Cookie policy: This site uses cookies (small files stored on your computer) to simplify and improve your experience of this website. Cookies are small text files stored on the device you are using to access this website. For more information please take a look at our terms and conditions. Some parts of the site may not work properly if you choose not to accept cookies.

Join

Subscribe or Register

Existing user? Login

Statins damage fetal growth, study confirms

Pregnant women or those thinking of starting a family should avoid using statins, according to a letter published in the Journal of Cellular and Molecular Medicine.

Researchers from the University of Manchester have shown that statins are detrimental to the early development of the human placenta and, given that reduced placental growth is strongly correlated with poor pregnancy outcome, they recommended that statins should be avoided if pregnancy is suspected or confirmed.

The findings are particularly pertinent because the rapid rise in obesity, metabolic syndrome and type II diabetes means such drugs are increasingly prescribed to women of reproductive age.

Current clinical guidelines contraindicate the use of statins during pregnancy as cholesterol is essential for normal fetal development. However, a recent study (British Journal of Clinical Pharmacology 2007;64:496) has suggested these detrimental effects may only be restricted to more lipophilic compounds (such as simvastatin) as there have been no reports of fetal congenital abnormalities associated with the more hydrophilic statins, such as pravastatin.

But, the Manchester study shows that even hydrophilic drugs can affect placental development. As well as modulating cholesterol levels, statins affect other chemicals in the body including the insulin-like growth factor system, which controls fetal growth.

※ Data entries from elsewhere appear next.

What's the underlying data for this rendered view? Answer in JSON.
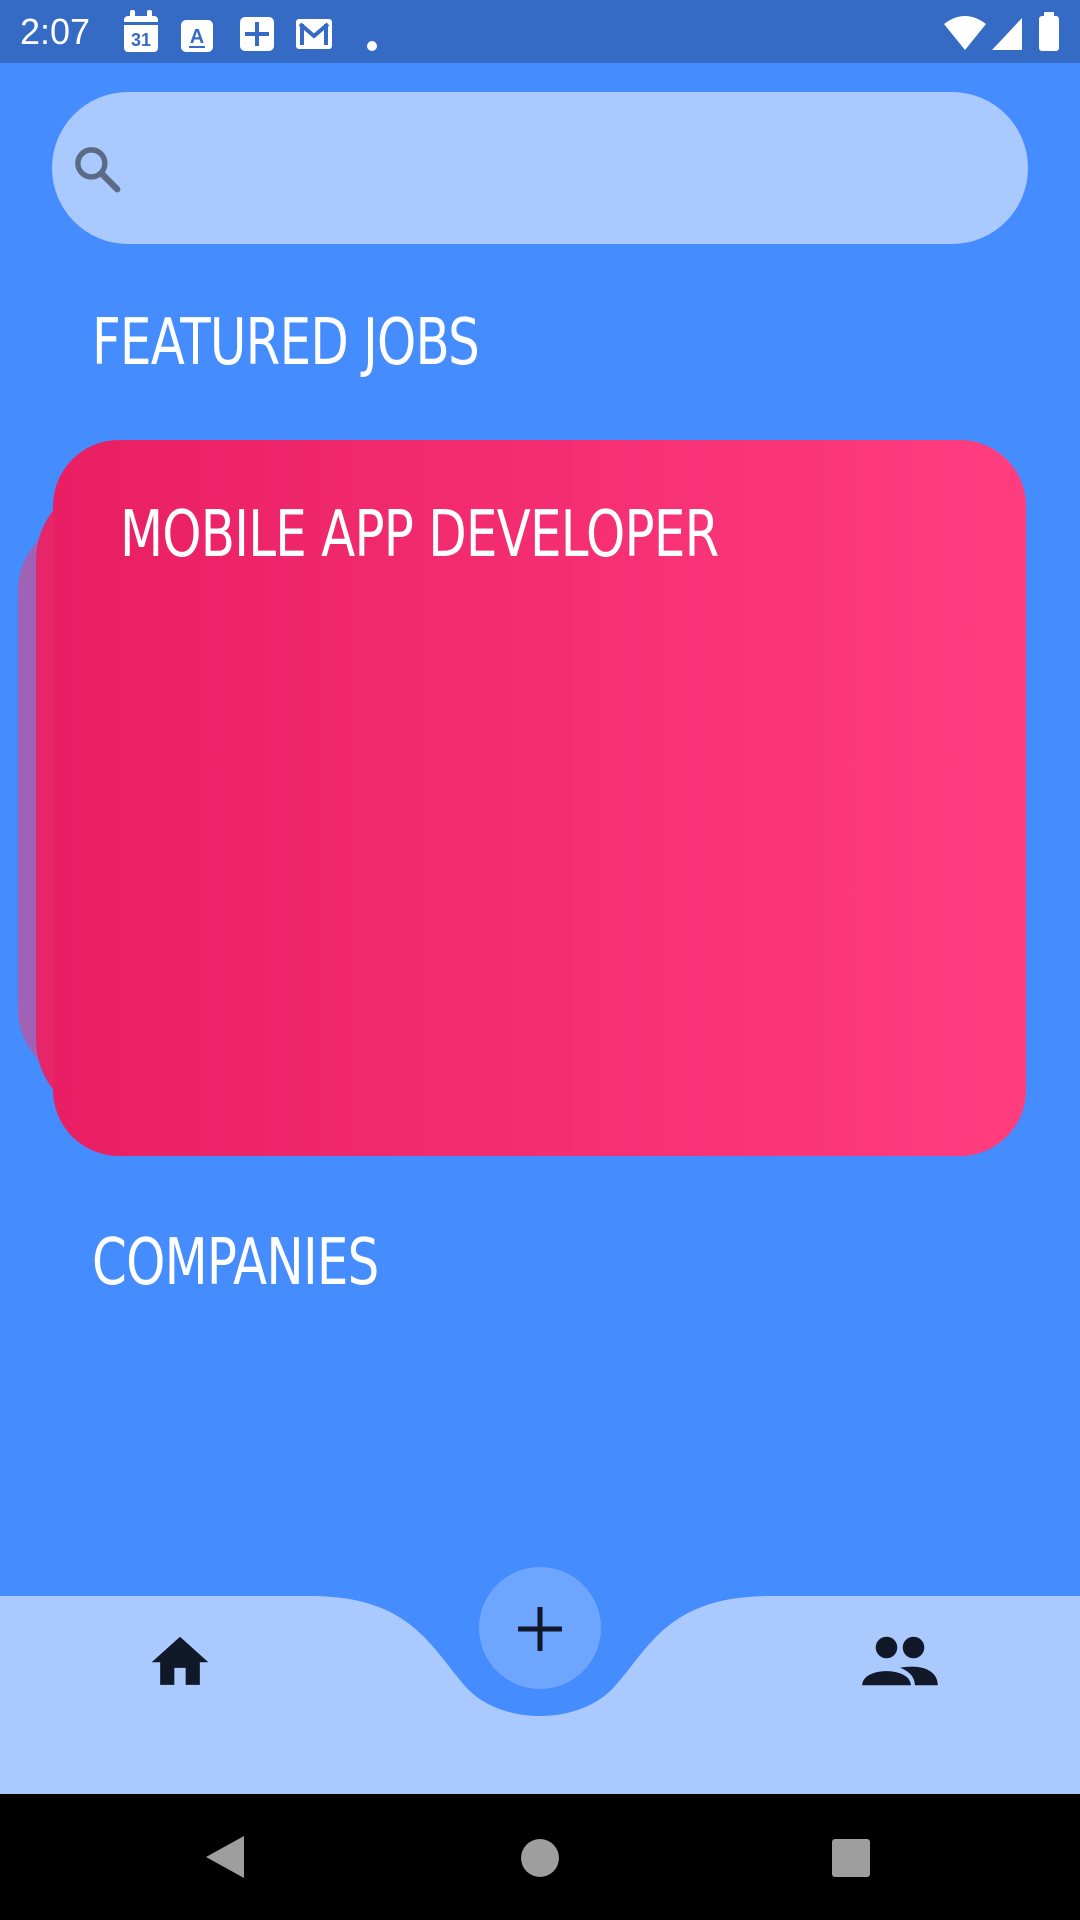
{
  "status_bar": {
    "time": "2:07",
    "calendar_day": "31",
    "icons": [
      "calendar-icon",
      "translate-icon",
      "add-box-icon",
      "gmail-icon",
      "dot-icon",
      "wifi-icon",
      "signal-icon",
      "battery-icon"
    ]
  },
  "search": {
    "placeholder": "",
    "value": "",
    "icon": "search-icon"
  },
  "sections": {
    "featured_title": "FEATURED JOBS",
    "companies_title": "COMPANIES"
  },
  "featured_jobs": [
    {
      "title": "MOBILE APP DEVELOPER"
    }
  ],
  "bottom_nav": {
    "items": [
      "home-icon",
      "add-icon",
      "people-icon"
    ]
  },
  "colors": {
    "background": "#458cff",
    "status_bar": "#356bc5",
    "search_bar": "#aac9ff",
    "card_start": "#e91e63",
    "card_end": "#ff3d7f",
    "nav_bar": "#aac9ff",
    "fab": "#6ea5ff"
  }
}
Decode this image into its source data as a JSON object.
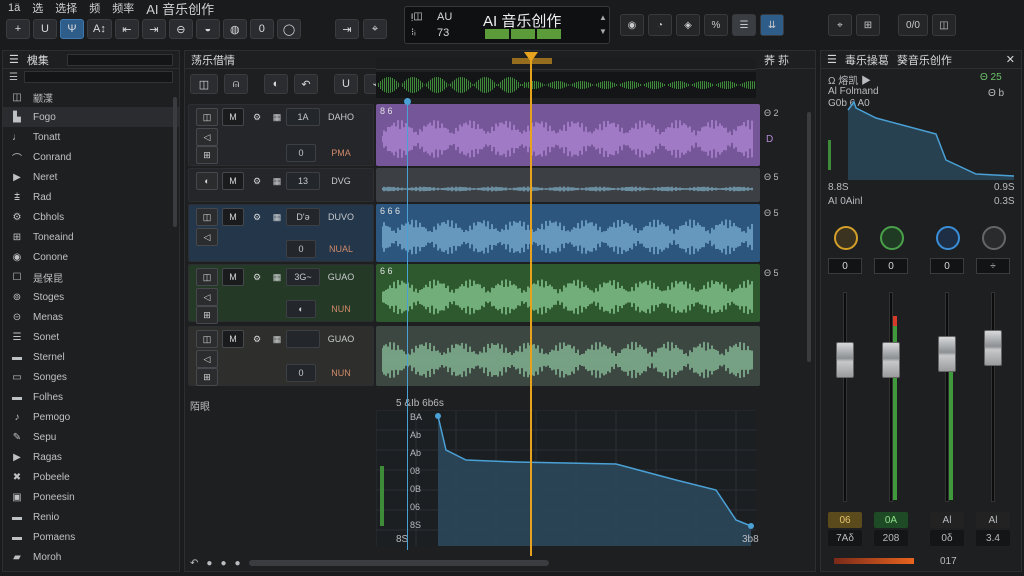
{
  "menu": [
    "1ä",
    "选",
    "选择",
    "频",
    "频率",
    "AI 音乐创作"
  ],
  "toolbar": {
    "buttons": [
      "+",
      "U",
      "Ψ",
      "A↕",
      "⇤",
      "⇥",
      "⊖",
      "◒",
      "◍",
      "0",
      "◯"
    ]
  },
  "transport": [
    "⇥",
    "⌖"
  ],
  "lcd": {
    "left_top": "ᴉ◫",
    "left_bot": "⁝ᵢ",
    "mid_top": "AU",
    "mid_bot": "73",
    "title": "AI 音乐创作",
    "seg": [
      "",
      "",
      ""
    ]
  },
  "right_tools": [
    "◉",
    "◔",
    "◈",
    "%",
    "☰",
    "⇊",
    "⌖",
    "⊞",
    "0/0",
    "◫"
  ],
  "browser": {
    "title": "槐集",
    "items": [
      {
        "icon": "◫",
        "label": "颛渫"
      },
      {
        "icon": "▙",
        "label": "Fogo"
      },
      {
        "icon": "♩",
        "label": "Tonatt"
      },
      {
        "icon": "⌒",
        "label": "Conrand"
      },
      {
        "icon": "▶",
        "label": "Neret"
      },
      {
        "icon": "⩲",
        "label": "Rad"
      },
      {
        "icon": "⚙",
        "label": "Cbhols"
      },
      {
        "icon": "⊞",
        "label": "Toneaind"
      },
      {
        "icon": "◉",
        "label": "Conone"
      },
      {
        "icon": "☐",
        "label": "是保昆"
      },
      {
        "icon": "⊚",
        "label": "Stoges"
      },
      {
        "icon": "⊝",
        "label": "Menas"
      },
      {
        "icon": "☰",
        "label": "Sonet"
      },
      {
        "icon": "▬",
        "label": "Sternel"
      },
      {
        "icon": "▭",
        "label": "Songes"
      },
      {
        "icon": "▬",
        "label": "Folhes"
      },
      {
        "icon": "♪",
        "label": "Pemogo"
      },
      {
        "icon": "✎",
        "label": "Sepu"
      },
      {
        "icon": "▶",
        "label": "Ragas"
      },
      {
        "icon": "✖",
        "label": "Pobeele"
      },
      {
        "icon": "▣",
        "label": "Poneesin"
      },
      {
        "icon": "▬",
        "label": "Renio"
      },
      {
        "icon": "▬",
        "label": "Pomaens"
      },
      {
        "icon": "▰",
        "label": "Moroh"
      }
    ]
  },
  "arrange": {
    "title": "荡乐借情",
    "right_label": "荞 荪",
    "ruler_btns": [
      "◫",
      "⍝",
      "◐",
      "↶",
      "U",
      "⌁"
    ]
  },
  "tracks": [
    {
      "icon1": "◫",
      "icon2": "◁",
      "icon3": "⊞",
      "label1": "1A",
      "label2": "DAHO",
      "knob": "0",
      "mode": "PMA",
      "clip_name": "8 6",
      "side": "Θ 2",
      "tail": "D"
    },
    {
      "icon1": "◐",
      "label1": "13",
      "label2": "DVG",
      "side": "Θ 5"
    },
    {
      "icon1": "◫",
      "icon2": "◁",
      "label1": "D'ə",
      "label2": "DUVO",
      "knob": "0",
      "mode": "NUAL",
      "clip_name": "6 6 6",
      "side": "Θ 5"
    },
    {
      "icon1": "◫",
      "icon2": "◁",
      "icon3": "⊞",
      "label1": "3G~",
      "label2": "GUAO",
      "knob": "◐",
      "mode": "NUN",
      "clip_name": "6 6",
      "side": "Θ 5"
    },
    {
      "icon1": "◫",
      "icon2": "◁",
      "icon3": "⊞",
      "label1": "",
      "label2": "GUAO",
      "knob": "0",
      "mode": "NUN",
      "clip_name": "",
      "side": ""
    }
  ],
  "automation": {
    "label": "陌眼",
    "header": "5 &Ib 6b6s",
    "y_labels": [
      "BA",
      "Ab",
      "Ab",
      "08",
      "0B",
      "06",
      "8S"
    ],
    "start": "8S",
    "end": "3b8"
  },
  "inspector": {
    "title": "毒乐操葛",
    "subtitle": "葵音乐创作",
    "row1": "Ω 熔凯 ▶",
    "row2": "Al Folmand",
    "row3": "G0b 6 A0",
    "val1": "Θ 25",
    "val2": "Θ b",
    "foot_left": "8.8S",
    "foot_right": "0.9S",
    "foot2_left": "AI 0Ainl",
    "foot2_right": "0.3S",
    "knob_vals": [
      "0",
      "0",
      "0",
      "÷"
    ],
    "ch_top": [
      "06",
      "0A",
      "Al",
      "Al"
    ],
    "ch_bot": [
      "7Aδ",
      "208",
      "0δ",
      "3.4"
    ],
    "status": "017"
  },
  "colors": {
    "purple": "#7a5aa0",
    "blue": "#2e5a85",
    "green": "#2f5d30",
    "gray": "#3e4146",
    "playhead": "#e8a31e",
    "accent": "#3a8fd8"
  }
}
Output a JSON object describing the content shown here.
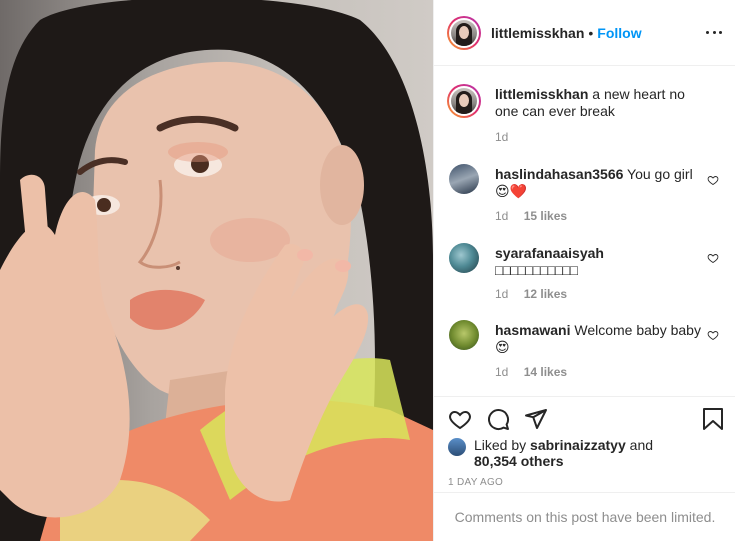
{
  "post": {
    "author": "littlemisskhan",
    "separator": "•",
    "follow_label": "Follow",
    "more_icon": "more-horizontal-icon",
    "caption_text": "a new heart no one can ever break",
    "caption_time": "1d"
  },
  "comments": [
    {
      "username": "haslindahasan3566",
      "text": "You go girl",
      "emoji": "😍❤️",
      "time": "1d",
      "likes": "15 likes"
    },
    {
      "username": "syarafanaaisyah",
      "text": "□□□□□□□□□□□",
      "time": "1d",
      "likes": "12 likes"
    },
    {
      "username": "hasmawani",
      "text": "Welcome baby baby",
      "emoji": "😍",
      "time": "1d",
      "likes": "14 likes"
    }
  ],
  "actions": {
    "icons": [
      "heart-icon",
      "comment-icon",
      "share-icon",
      "bookmark-icon"
    ],
    "liked_prefix": "Liked by",
    "liked_user": "sabrinaizzatyy",
    "liked_and": "and",
    "liked_others": "80,354 others",
    "date": "1 DAY AGO"
  },
  "limited_text": "Comments on this post have been limited.",
  "colors": {
    "accent": "#0095f6",
    "text": "#262626",
    "muted": "#8e8e8e",
    "border": "#efefef"
  }
}
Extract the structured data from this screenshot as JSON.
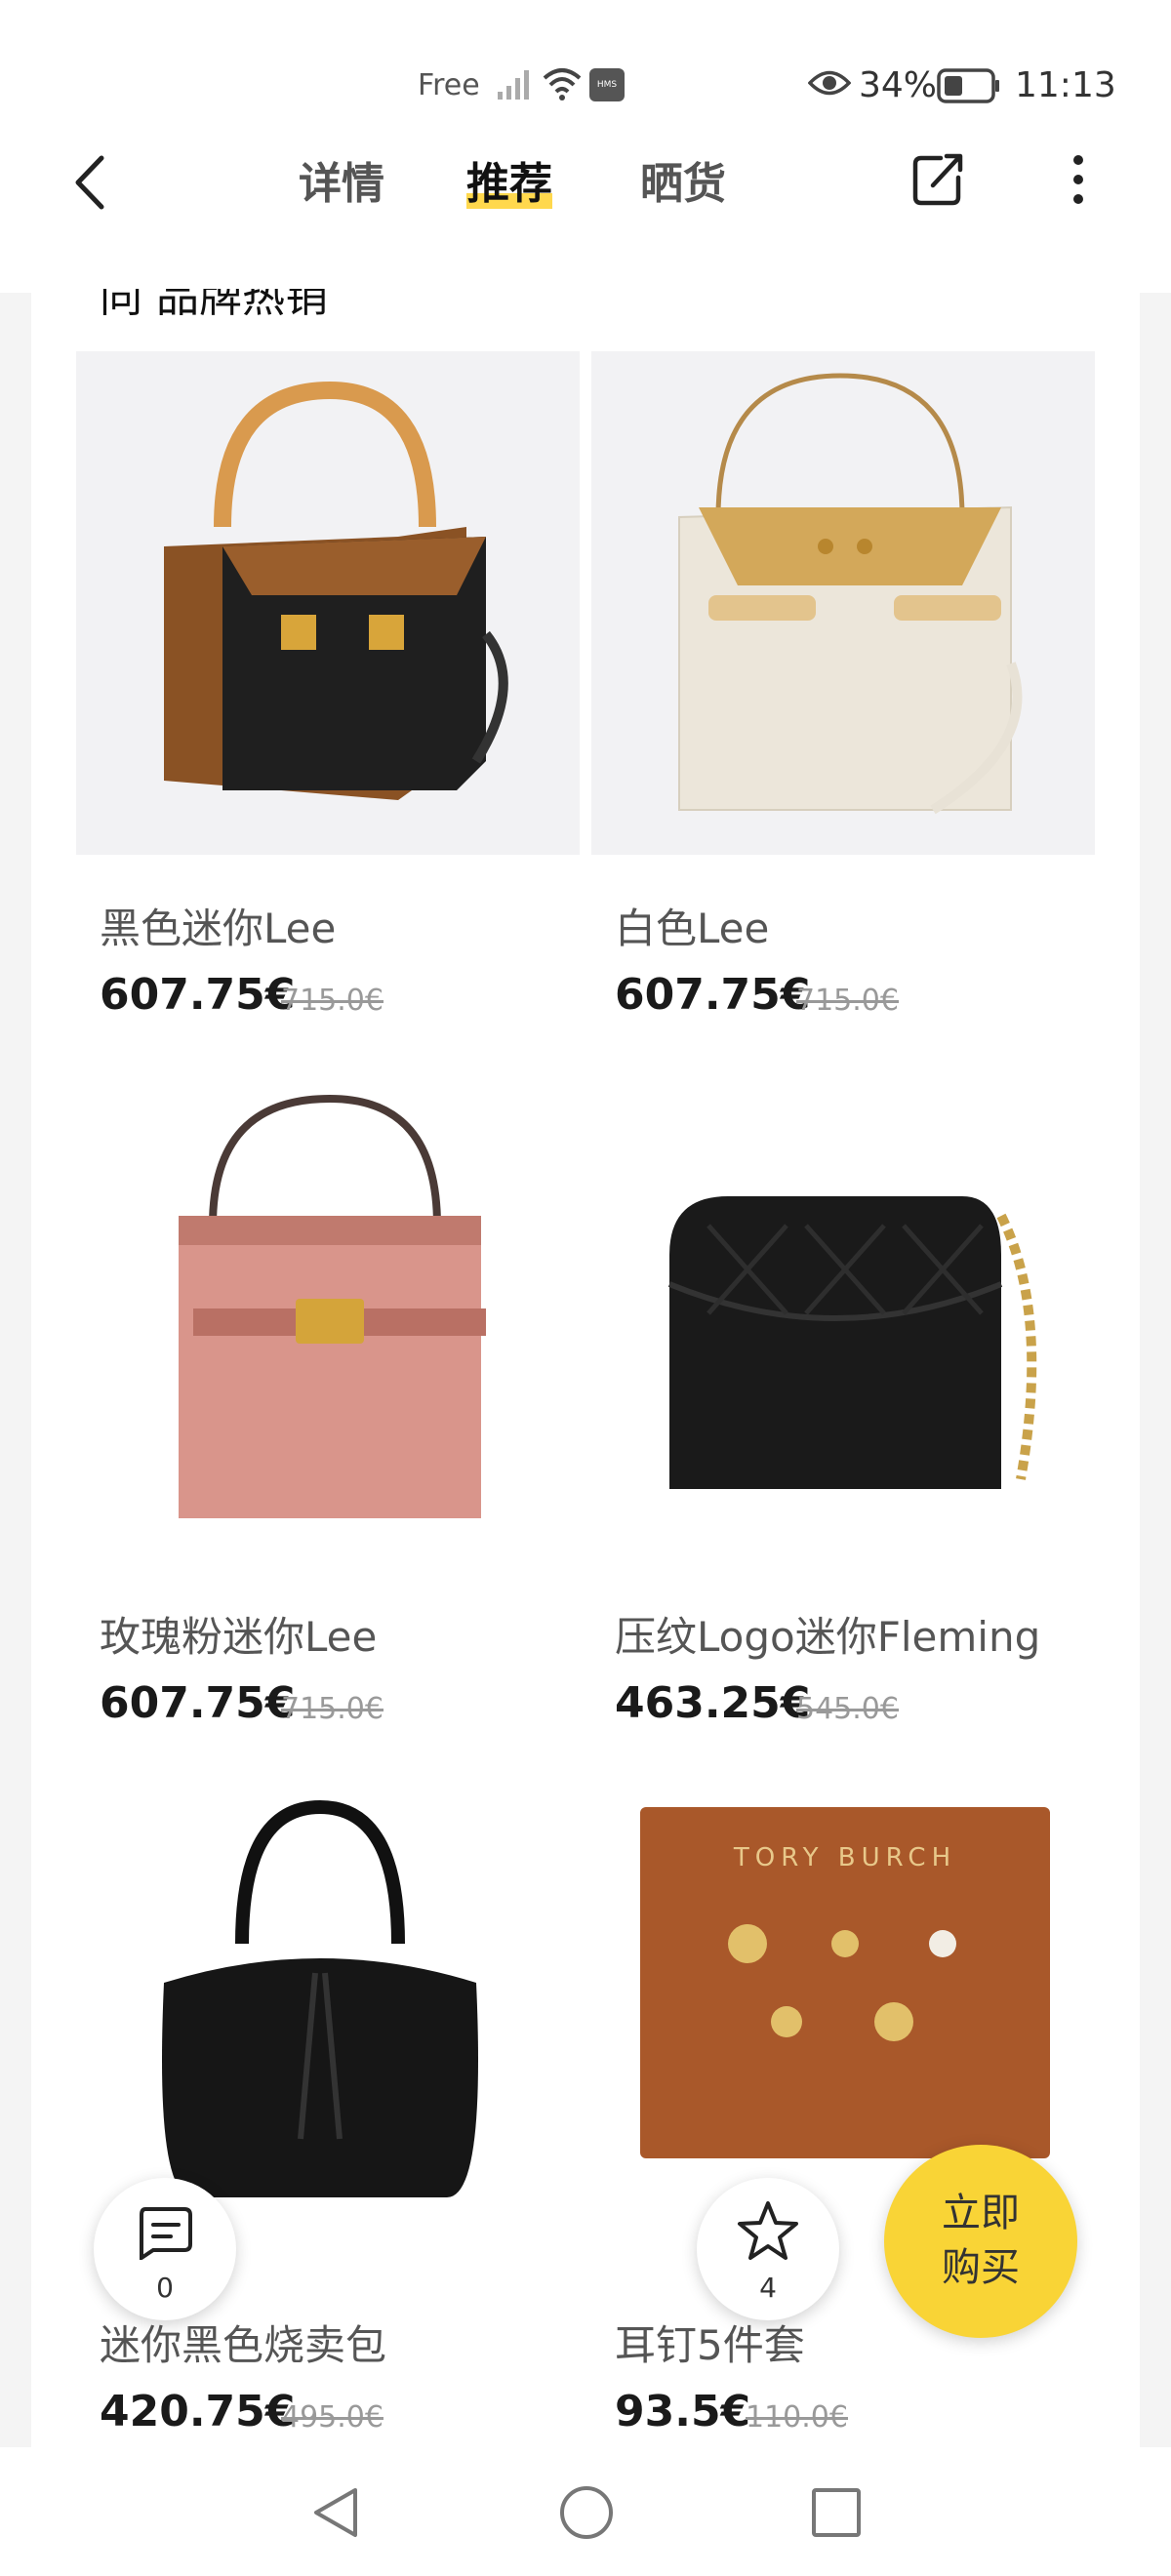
{
  "status_bar": {
    "carrier": "Free",
    "battery_percent": "34%",
    "time": "11:13",
    "icons": [
      "signal-icon",
      "wifi-icon",
      "hms-icon",
      "eye-icon",
      "battery-icon"
    ]
  },
  "header": {
    "tabs": [
      {
        "label": "详情",
        "active": false
      },
      {
        "label": "推荐",
        "active": true
      },
      {
        "label": "晒货",
        "active": false
      }
    ],
    "icons": [
      "back-arrow-icon",
      "share-icon",
      "more-icon"
    ]
  },
  "content": {
    "partial_heading": "同 品牌热销",
    "products": [
      {
        "name": "黑色迷你Lee",
        "price": "607.75€",
        "original_price": "715.0€"
      },
      {
        "name": "白色Lee",
        "price": "607.75€",
        "original_price": "715.0€"
      },
      {
        "name": "玫瑰粉迷你Lee",
        "price": "607.75€",
        "original_price": "715.0€"
      },
      {
        "name": "压纹Logo迷你Fleming",
        "price": "463.25€",
        "original_price": "545.0€"
      },
      {
        "name": "迷你黑色烧卖包",
        "price": "420.75€",
        "original_price": "495.0€"
      },
      {
        "name": "耳钉5件套",
        "price": "93.5€",
        "original_price": "110.0€"
      }
    ],
    "earring_card_brand": "TORY BURCH"
  },
  "floating": {
    "comments_count": "0",
    "favorites_count": "4",
    "buy_line1": "立即",
    "buy_line2": "购买"
  },
  "nav_bar": {
    "icons": [
      "nav-back-icon",
      "nav-home-icon",
      "nav-recent-icon"
    ]
  },
  "colors": {
    "accent": "#f9d436",
    "tab_highlight": "#ffd84d",
    "background": "#f4f4f4"
  }
}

Data from the study show that the effect of statins is not dependent on their lipophilicity in the placenta. This may be due to the expression of organic anion-transporting polypeptides, known to enhance the active uptake of statins.

Although the hydrophilic statins have not been reported to increase the incidence of fetal malformations, the study data suggest that they reduce placental size. This is associated with impaired nutrient uptake and intrauterine growth restriction which, the researchers say, is highly likely to result in a poor outcome.

Citation: The Pharmaceutical Journal URI: 10043874

Have your say

For commenting, please login or register as a user and agree to our Community Guidelines. You will be re-directed back to this page where you will have the ability to comment.

Recommended from Pharmaceutical Press

Search an extensive range of the world’s most trusted resources

Powered by MedicinesComplete
  • Print
  • Share
  • Comment
  • Save
  • Print Friendly Version of this pagePrint Get a PDF version of this webpagePDF

Supplementary images

  • Pregnant woman

Newsletter Sign-up

Want to keep up with the latest news, comment and CPD articles in pharmacy and science? Subscribe to our free alerts.